Figure 2: Paracrine signaling pathway resulting in nerve regeneration in the PNS. (A) The hMDSPCs secrete fibroblast growth factors (pink). The FGF then interact with the host cells (purple) located at the site of injury. (B) Host cells differentiate into Schwann cells (red). (C) Schwann cells proliferate. (D) Regeneration of the myelin surrounding the axon of nerve cells.
The Lavasani et al. study is causing some serious waves in the MS community. The approach used in this paper was on an acute nerve injury, however, shows potential for the rehabilitation in chronic diseases as well! It would be interesting to see the effects that hMDSPCs have on mice with an induced form of MS (EAE). The hope is that if these stems cells are capable of differentiating into Schwann cells when transplanted into the PNS, they will be capable of differentiating into oligodendrocytes when transplanted into the CNS. Oligodendrocytes are also glial cells responsible for the regeneration of myelin, but this time in the central nervous system. Therefore, oligodendrocytes would be directly involved in the nerve repair that is needed in order to reverse the damaged seen within the CNS of MS patients and EAE mice. If hMDSPC transplantation results in nerve regeneration within the CNS of these EAE mice, a potential treatment for MS in humans could be the injection of these stems cells into their central nervous system through the cerebrospinal fluid!
The advancements made in this study have massive potential for the future of all demyelinating diseases, including MS. Research looking into the effects that hMDSPCs have on various demyelinating diseases is ongoing, but hopefully this paper will lead to some pretty amazing treatments for the future. Could hMDSPC transplants be the first treatment established that could effectively reverse the damage caused in the CNS of MS patients?
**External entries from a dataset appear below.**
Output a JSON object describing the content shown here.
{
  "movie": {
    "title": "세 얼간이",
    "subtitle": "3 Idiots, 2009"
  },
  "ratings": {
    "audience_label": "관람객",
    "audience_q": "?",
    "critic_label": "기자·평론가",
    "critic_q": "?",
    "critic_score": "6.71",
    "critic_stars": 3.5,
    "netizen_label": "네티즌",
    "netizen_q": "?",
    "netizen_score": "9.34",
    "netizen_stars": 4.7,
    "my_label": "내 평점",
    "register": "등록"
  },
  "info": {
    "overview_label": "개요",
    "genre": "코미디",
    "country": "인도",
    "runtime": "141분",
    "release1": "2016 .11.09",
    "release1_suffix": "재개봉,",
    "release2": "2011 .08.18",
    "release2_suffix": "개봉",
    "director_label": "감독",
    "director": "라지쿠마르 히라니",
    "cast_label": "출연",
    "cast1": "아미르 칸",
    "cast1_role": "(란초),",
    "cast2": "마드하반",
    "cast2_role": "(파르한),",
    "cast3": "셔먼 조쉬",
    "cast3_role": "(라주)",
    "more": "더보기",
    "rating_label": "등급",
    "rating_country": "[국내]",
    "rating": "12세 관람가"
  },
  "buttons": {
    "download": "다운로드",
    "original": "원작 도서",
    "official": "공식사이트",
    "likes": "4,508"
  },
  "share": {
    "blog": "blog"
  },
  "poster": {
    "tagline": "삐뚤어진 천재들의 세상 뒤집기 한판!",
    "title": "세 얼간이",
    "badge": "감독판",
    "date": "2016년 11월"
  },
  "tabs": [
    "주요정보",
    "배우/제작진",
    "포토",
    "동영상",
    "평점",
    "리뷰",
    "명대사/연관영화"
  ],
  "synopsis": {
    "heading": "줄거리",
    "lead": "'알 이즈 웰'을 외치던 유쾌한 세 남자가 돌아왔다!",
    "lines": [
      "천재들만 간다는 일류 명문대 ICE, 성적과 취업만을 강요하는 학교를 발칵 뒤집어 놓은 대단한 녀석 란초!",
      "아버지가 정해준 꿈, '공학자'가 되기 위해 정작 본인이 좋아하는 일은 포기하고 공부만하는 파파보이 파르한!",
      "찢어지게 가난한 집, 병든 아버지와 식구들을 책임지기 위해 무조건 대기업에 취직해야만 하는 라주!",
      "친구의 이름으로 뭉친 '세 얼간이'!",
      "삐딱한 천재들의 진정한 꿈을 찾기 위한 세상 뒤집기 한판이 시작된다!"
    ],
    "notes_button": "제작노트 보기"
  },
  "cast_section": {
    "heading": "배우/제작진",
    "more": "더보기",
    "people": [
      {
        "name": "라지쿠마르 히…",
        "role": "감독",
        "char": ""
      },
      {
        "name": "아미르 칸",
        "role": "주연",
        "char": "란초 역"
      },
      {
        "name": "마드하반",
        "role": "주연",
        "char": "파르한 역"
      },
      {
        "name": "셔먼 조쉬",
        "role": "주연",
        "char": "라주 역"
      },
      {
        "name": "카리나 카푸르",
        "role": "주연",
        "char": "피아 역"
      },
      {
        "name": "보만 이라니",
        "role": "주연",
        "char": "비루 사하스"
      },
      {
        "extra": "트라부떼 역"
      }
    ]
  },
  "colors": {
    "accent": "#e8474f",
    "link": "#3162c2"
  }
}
Clearly, more research is needed in order to answer this question, BUT Lavasani and her team have provided enough evidence to get that ball rolling!